University of Cambridge > Talks.cam > Isaac Newton Institute Seminar Series > Contributed Talk 1: The Crabtree effect and its influences on fitness of yeast populations from natural isolates

Contributed Talk 1: The Crabtree effect and its influences on fitness of yeast populations from natural isolates

Add to your list(s) Download to your calendar using vCal

If you have a question about this talk, please contact Mustapha Amrani.

Understanding Microbial Communities; Function, Structure and Dynamics

Co-author: Thomas Pfeiffer (Massey University)

Yeasts degrade sugars in order to produce ATP . Two metabolic pathways are distinguished in ATP production: respiration and fermentation. While the respiration pathway occurs in presence of oxygen and produces up to 38 ATP to the cell, fermentation does not require oxygen but is also much less efficient (2 ATP produced by sugar converted into ethanol). Despite the low efficiency of fermentation, a certain number of yeasts species (including the brewers yeast Saccharomyces cerevisiae) have the ability to ferment sugar in aerobic conditions, this in addition to the respiration pathway when sugar concentration is sufficiently high. This is known as the Crabtree effect. It remains unclear why certain yeasts exhibit an aerobic alcoholic fermentation, and one explanation to this phenomenon relies on the increase in ATP production rate, which come at the cost of the production yield. This explanation is supported by the yield/rate trade-off theory. However this theory has not yet been conclusively supported by experiments.

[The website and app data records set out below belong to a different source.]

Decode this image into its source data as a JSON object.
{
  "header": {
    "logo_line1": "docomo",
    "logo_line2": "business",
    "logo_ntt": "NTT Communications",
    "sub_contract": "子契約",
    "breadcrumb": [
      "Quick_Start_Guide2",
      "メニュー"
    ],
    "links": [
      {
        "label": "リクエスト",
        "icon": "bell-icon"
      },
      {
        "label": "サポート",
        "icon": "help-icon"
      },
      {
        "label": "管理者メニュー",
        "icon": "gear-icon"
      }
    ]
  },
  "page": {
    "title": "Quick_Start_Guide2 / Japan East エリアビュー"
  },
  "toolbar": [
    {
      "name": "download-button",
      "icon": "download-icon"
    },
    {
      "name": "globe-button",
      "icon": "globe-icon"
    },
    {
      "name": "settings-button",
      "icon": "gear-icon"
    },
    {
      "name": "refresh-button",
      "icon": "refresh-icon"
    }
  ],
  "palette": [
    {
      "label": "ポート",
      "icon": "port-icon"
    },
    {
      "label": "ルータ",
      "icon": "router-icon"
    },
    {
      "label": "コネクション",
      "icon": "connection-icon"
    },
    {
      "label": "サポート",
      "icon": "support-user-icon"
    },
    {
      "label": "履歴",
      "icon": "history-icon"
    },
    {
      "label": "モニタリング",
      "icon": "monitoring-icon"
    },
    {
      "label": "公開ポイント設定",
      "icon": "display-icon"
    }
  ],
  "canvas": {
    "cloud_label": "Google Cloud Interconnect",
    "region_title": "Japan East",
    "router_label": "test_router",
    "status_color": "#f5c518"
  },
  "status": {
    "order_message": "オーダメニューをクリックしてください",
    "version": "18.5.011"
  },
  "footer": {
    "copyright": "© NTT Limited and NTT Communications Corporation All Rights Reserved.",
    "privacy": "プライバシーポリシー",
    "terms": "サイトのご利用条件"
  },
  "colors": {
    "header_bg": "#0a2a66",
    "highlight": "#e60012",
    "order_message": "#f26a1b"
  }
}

In my talk, I will introduce novel experimental approaches that might be used to investigate the yield/rate trade-off theory under the Crabtree effect in yeast from natural isolates.

This talk is part of the Isaac Newton Institute Seminar Series series.

Tell a friend about this talk:

This talk is included in these lists:

Note that ex-directory lists are not shown.

 

© 2006-2021 Talks.cam, University of Cambridge. Contact Us | Help and Documentation | Privacy and Publicity